_Activity_: Work out how many lines in the listing below include the word "icon"; answer with the number alone.

Data for this exercise Start Marker

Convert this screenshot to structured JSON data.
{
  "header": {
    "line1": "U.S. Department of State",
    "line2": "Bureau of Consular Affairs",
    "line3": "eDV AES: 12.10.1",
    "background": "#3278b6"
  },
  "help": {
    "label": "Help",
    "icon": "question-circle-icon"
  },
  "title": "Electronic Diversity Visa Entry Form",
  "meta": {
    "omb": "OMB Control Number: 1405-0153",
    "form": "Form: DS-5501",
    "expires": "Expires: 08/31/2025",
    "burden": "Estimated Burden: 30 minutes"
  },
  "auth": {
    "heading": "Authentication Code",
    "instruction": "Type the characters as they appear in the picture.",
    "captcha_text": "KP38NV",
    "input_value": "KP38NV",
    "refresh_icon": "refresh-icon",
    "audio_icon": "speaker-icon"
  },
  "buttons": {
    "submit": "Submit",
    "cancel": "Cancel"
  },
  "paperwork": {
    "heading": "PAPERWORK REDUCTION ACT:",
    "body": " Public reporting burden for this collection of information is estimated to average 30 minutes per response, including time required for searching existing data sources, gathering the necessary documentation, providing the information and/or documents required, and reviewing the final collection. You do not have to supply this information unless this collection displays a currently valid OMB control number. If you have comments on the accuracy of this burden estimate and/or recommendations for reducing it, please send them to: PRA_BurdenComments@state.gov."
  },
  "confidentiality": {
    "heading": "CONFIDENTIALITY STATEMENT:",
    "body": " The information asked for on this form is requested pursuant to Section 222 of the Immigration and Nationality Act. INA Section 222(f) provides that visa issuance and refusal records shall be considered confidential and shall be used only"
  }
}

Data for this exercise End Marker

_Written response_: 3